“(6) whereby to charge any person upon any
agreement or promise to pay any commission for or
upon the sale of any interest in real estate, unless
the promise or agreement upon which the action
shall be brought, or some note or memorandum
thereof, shall be in writing, and signed by the party
to be charged therewith, or by some other person by
him or her thereunto lawfully authorized.” Section
Accordingly, we are satisfied that the alleged oral agreement for the payment of a
commission upon the sale of real estate is unenforceable.
Alternatively, plaintiff contends that the contract lies outside the reach of the
Statute of Frauds because defendant fraudulently represented that plaintiff would serve as
the future listing agent for any dwellings that were built on the property.
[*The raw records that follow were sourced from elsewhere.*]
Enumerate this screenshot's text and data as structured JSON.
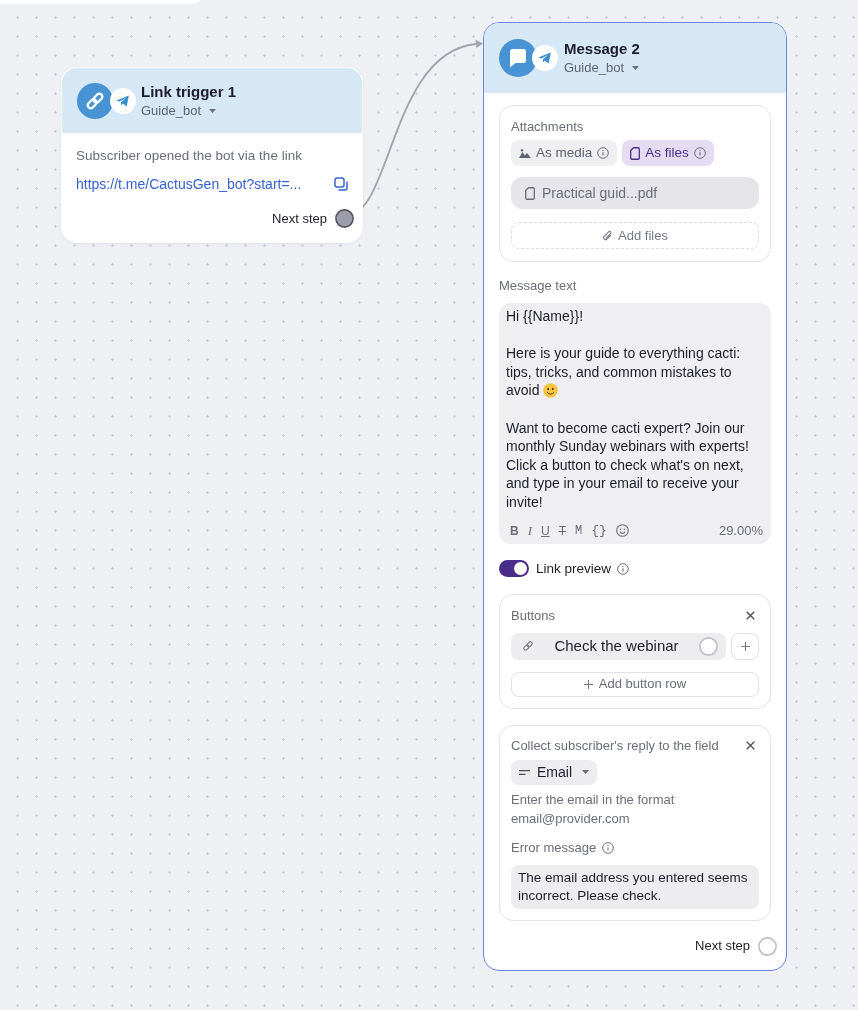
{
  "trigger_node": {
    "selected": false,
    "title": "Link trigger 1",
    "bot": "Guide_bot",
    "description": "Subscriber opened the bot via the link",
    "link": "https://t.me/CactusGen_bot?start=...",
    "next_step": {
      "label": "Next step",
      "connected": true
    }
  },
  "message_node": {
    "selected": true,
    "title": "Message 2",
    "bot": "Guide_bot",
    "attachments": {
      "label": "Attachments",
      "modes": [
        {
          "kind": "media",
          "label": "As media",
          "selected": false
        },
        {
          "kind": "files",
          "label": "As files",
          "selected": true
        }
      ],
      "files": [
        "Practical guid...pdf"
      ],
      "add_label": "Add files"
    },
    "message_text": {
      "label": "Message text",
      "paragraphs": [
        {
          "text": "Hi {{Name}}!",
          "trailing_emoji": false
        },
        {
          "text": "Here is your guide to everything cacti: tips, tricks, and common mistakes to avoid",
          "trailing_emoji": true
        },
        {
          "text": "Want to become cacti expert? Join our monthly Sunday webinars with experts! Click a button to check what's on next, and type in your email to receive your invite!",
          "trailing_emoji": false
        }
      ],
      "toolbar": [
        {
          "kind": "bold",
          "label": "B"
        },
        {
          "kind": "italic",
          "label": "I"
        },
        {
          "kind": "underline",
          "label": "U"
        },
        {
          "kind": "strike",
          "label": "T"
        },
        {
          "kind": "mono",
          "label": "M"
        },
        {
          "kind": "code",
          "label": "{}"
        },
        {
          "kind": "emoji"
        }
      ],
      "counter": "29.00%"
    },
    "link_preview": {
      "label": "Link preview",
      "on": true
    },
    "buttons": {
      "label": "Buttons",
      "rows": [
        [
          {
            "label": "Check the webinar",
            "connected": false
          }
        ]
      ],
      "add_row_label": "Add button row"
    },
    "reply_field": {
      "label": "Collect subscriber's reply to the field",
      "field": "Email",
      "hint": "Enter the email in the format email@provider.com",
      "error_label": "Error message",
      "error_message": "The email address you entered seems incorrect. Please check."
    },
    "next_step": {
      "label": "Next step",
      "connected": false
    }
  }
}
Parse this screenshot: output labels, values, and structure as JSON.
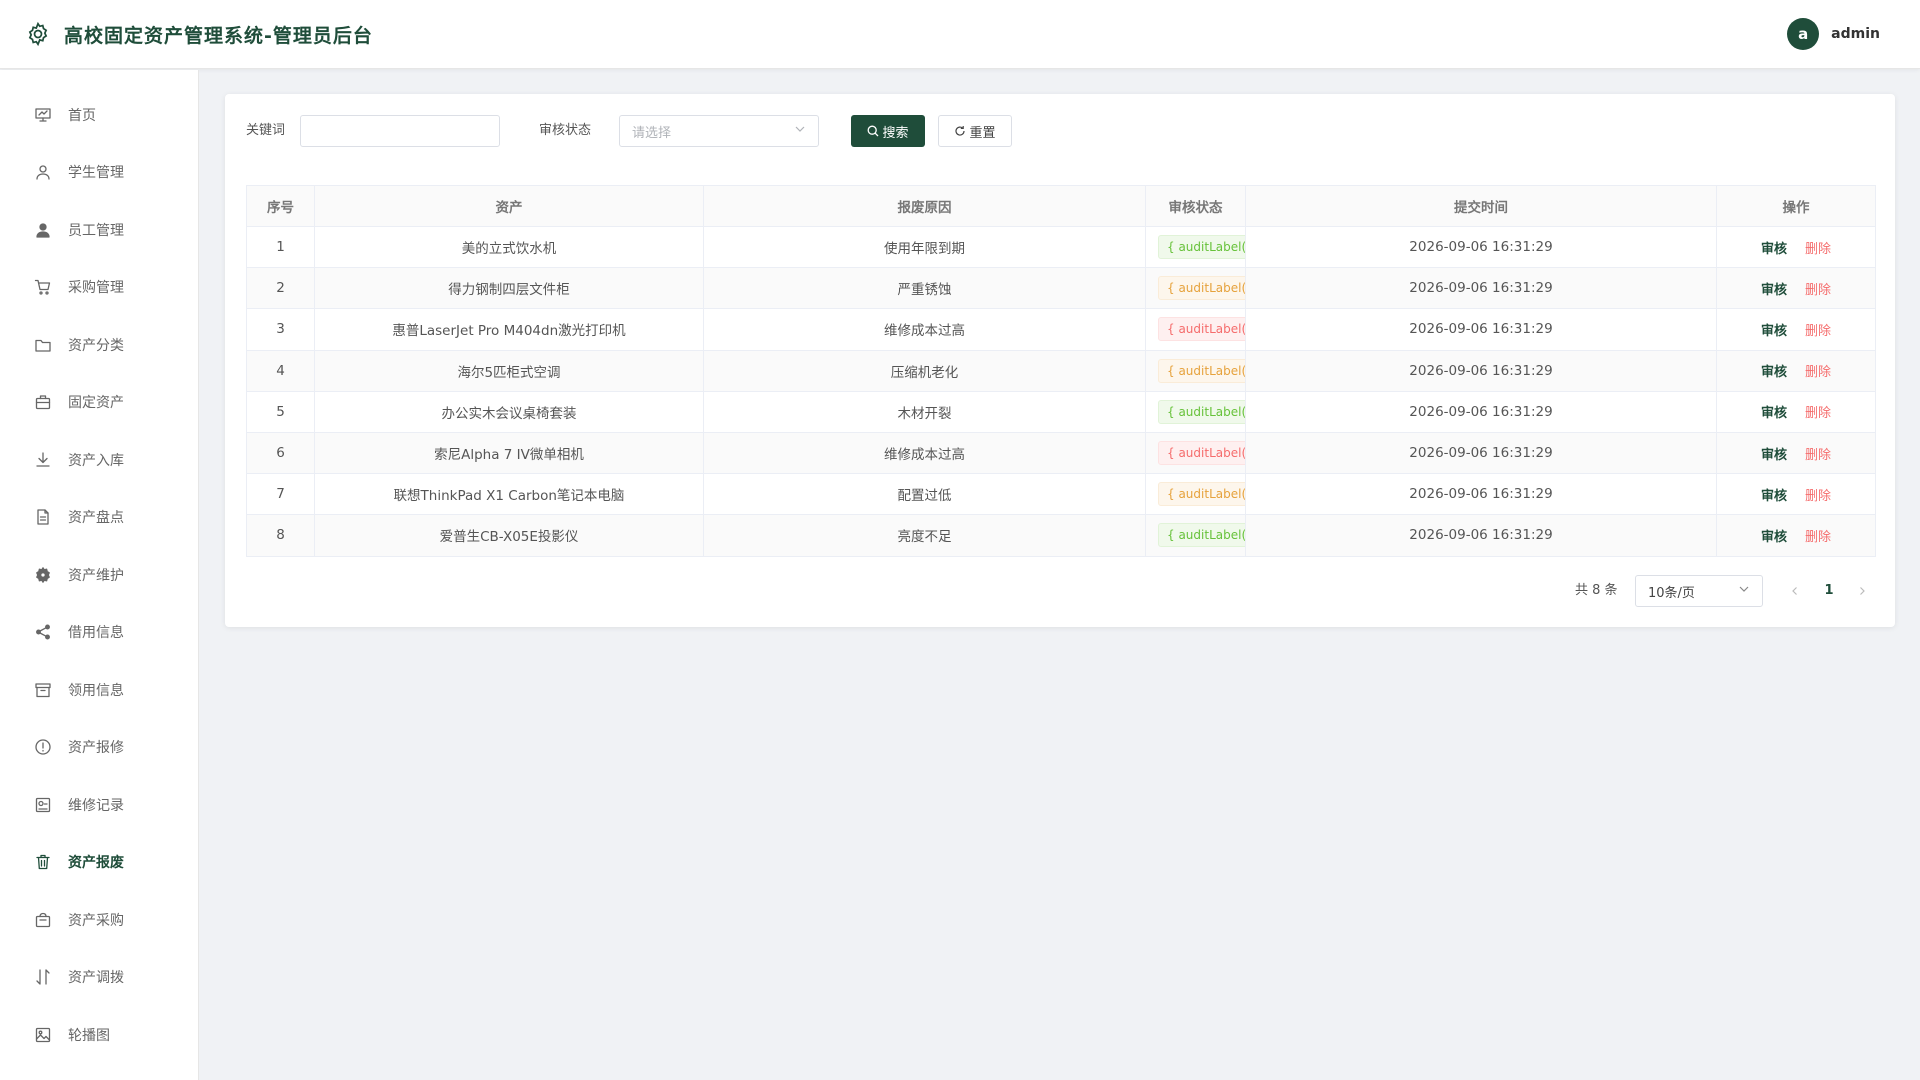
{
  "header": {
    "title": "高校固定资产管理系统-管理员后台",
    "avatar_letter": "a",
    "username": "admin"
  },
  "sidebar": {
    "items": [
      {
        "label": "首页",
        "icon": "chart-board-icon"
      },
      {
        "label": "学生管理",
        "icon": "user-outline-icon"
      },
      {
        "label": "员工管理",
        "icon": "user-filled-icon"
      },
      {
        "label": "采购管理",
        "icon": "cart-icon"
      },
      {
        "label": "资产分类",
        "icon": "folder-icon"
      },
      {
        "label": "固定资产",
        "icon": "briefcase-icon"
      },
      {
        "label": "资产入库",
        "icon": "download-icon"
      },
      {
        "label": "资产盘点",
        "icon": "document-icon"
      },
      {
        "label": "资产维护",
        "icon": "gear-icon"
      },
      {
        "label": "借用信息",
        "icon": "share-icon"
      },
      {
        "label": "领用信息",
        "icon": "box-icon"
      },
      {
        "label": "资产报修",
        "icon": "warning-circle-icon"
      },
      {
        "label": "维修记录",
        "icon": "record-icon"
      },
      {
        "label": "资产报废",
        "icon": "trash-icon"
      },
      {
        "label": "资产采购",
        "icon": "bag-icon"
      },
      {
        "label": "资产调拨",
        "icon": "transfer-icon"
      },
      {
        "label": "轮播图",
        "icon": "picture-icon"
      }
    ],
    "active_index": 13
  },
  "search": {
    "keyword_label": "关键词",
    "keyword_value": "",
    "status_label": "审核状态",
    "status_placeholder": "请选择",
    "search_button": "搜索",
    "reset_button": "重置"
  },
  "table": {
    "columns": [
      "序号",
      "资产",
      "报废原因",
      "审核状态",
      "提交时间",
      "操作"
    ],
    "rows": [
      {
        "index": "1",
        "asset": "美的立式饮水机",
        "reason": "使用年限到期",
        "status": "{ auditLabel(ro",
        "status_color": "green",
        "time": "2026-09-06 16:31:29"
      },
      {
        "index": "2",
        "asset": "得力钢制四层文件柜",
        "reason": "严重锈蚀",
        "status": "{ auditLabel(ro",
        "status_color": "orange",
        "time": "2026-09-06 16:31:29"
      },
      {
        "index": "3",
        "asset": "惠普LaserJet Pro M404dn激光打印机",
        "reason": "维修成本过高",
        "status": "{ auditLabel(ro",
        "status_color": "red",
        "time": "2026-09-06 16:31:29"
      },
      {
        "index": "4",
        "asset": "海尔5匹柜式空调",
        "reason": "压缩机老化",
        "status": "{ auditLabel(ro",
        "status_color": "orange",
        "time": "2026-09-06 16:31:29"
      },
      {
        "index": "5",
        "asset": "办公实木会议桌椅套装",
        "reason": "木材开裂",
        "status": "{ auditLabel(ro",
        "status_color": "green",
        "time": "2026-09-06 16:31:29"
      },
      {
        "index": "6",
        "asset": "索尼Alpha 7 IV微单相机",
        "reason": "维修成本过高",
        "status": "{ auditLabel(ro",
        "status_color": "red",
        "time": "2026-09-06 16:31:29"
      },
      {
        "index": "7",
        "asset": "联想ThinkPad X1 Carbon笔记本电脑",
        "reason": "配置过低",
        "status": "{ auditLabel(ro",
        "status_color": "orange",
        "time": "2026-09-06 16:31:29"
      },
      {
        "index": "8",
        "asset": "爱普生CB-X05E投影仪",
        "reason": "亮度不足",
        "status": "{ auditLabel(ro",
        "status_color": "green",
        "time": "2026-09-06 16:31:29"
      }
    ],
    "action_audit": "审核",
    "action_delete": "删除"
  },
  "pagination": {
    "total_text": "共 8 条",
    "page_size": "10条/页",
    "current_page": "1"
  },
  "colors": {
    "primary": "#1f4d3a",
    "danger": "#f56c6c",
    "success": "#67c23a",
    "warning": "#e6a23c"
  }
}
This argument
is of no assistance to plaintiff. We have refused to allow allegations of fraud, standing
alone, to circumvent the Statute of Frauds because in so doing we “would reopen the
floodgates of litigation which were closed when clause sixth [of the Statute of Frauds]
became law.” Dooley v. Lachut, 103 R.I. 21, 25, 234 A.2d 366, 368 (1967). The Statute
of Frauds is a venerable doctrine, and mere allegations of fraud, without accompanying
evidence, are insufficient to remove an oral contract from its purview. See Metro
Properties, Inc., 763 A.2d at 620 (“Even if allegations of fraud are true, a broker is not
entitled to a commission unless he has a written agreement for the payment of same.”).
Finally, we are satisfied that plaintiff’s promissory estoppel and quantum meruit
claims are equally unavailing. The plaintiff’s alleged finder’s fee was to be compensated
in the form of future commissions, which he acknowledges are subject to the Statute of
Frauds. This Court has held that an oral agreement precludes recovery of a commission
“irrespective of whether the action is based on the contract, on quantum meruit for
services rendered, or on a theory of estoppel.” Zexter, 107 R.I at 94, 265 A.2d at 328-29
(citing Wright v. Smith, 105 R.I. 1, 2, 249 A.2d 56, 57 (1969); Dooley, 103 R.I. at 24,
234 A.2d at 368; Heyman, 102 R.I. at 108-09, 228 A.2d at 580-81). It is well-settled that
“any attempt to apply the doctrine of promissory estoppel to real estate brokerage
agreements so as to take them out of the statute would, in the absence of fraud, defeat the
very purpose for which clause Sixth was enacted, specifically, protection against the
assertion of unfounded claims.” Heyman, 102 R.I. at 108, 228 A.2d at 580. We decline
defendant’s invitation to overturn this well-settled precedent.
For the reasons stated in this opinion, we affirm the judgment in this case. The
record shall be remanded to the Superior Court.
Roger N. Brochu :
Richard Santis. :
NOTICE: This opinion is subject to formal revision before
publication in the Rhode Island Reporter. Readers are requested to
notify the Opinion Analyst, Supreme Court of Rhode Island,
250 Benefit Street, Providence, Rhode Island 02903, at Telephone
222-3258 of any typographical or other formal errors in order that
corrections may be made before the opinion is published.
TITLE OF CASE: Roger N. Brochu v. Richard Santis
DOCKET SHEET NO.: 2007-115-A
DATE OPINION FILED: January 30, 2008
SOURCE OF APPEAL: Superior County: Providence
JUDGE FROM OTHER COURT: Judge Patricia A. Hurst
JUSTICES: Williams, CJ., Goldberg, Flaherty, Suttell, and Robinson, JJ.
WRITTEN BY: Justice Maureen McKenna Goldberg, for the Court
For Plaintiff: Paul R. Crowell, Esq.
For Defendant: John O. Mancini, Esq.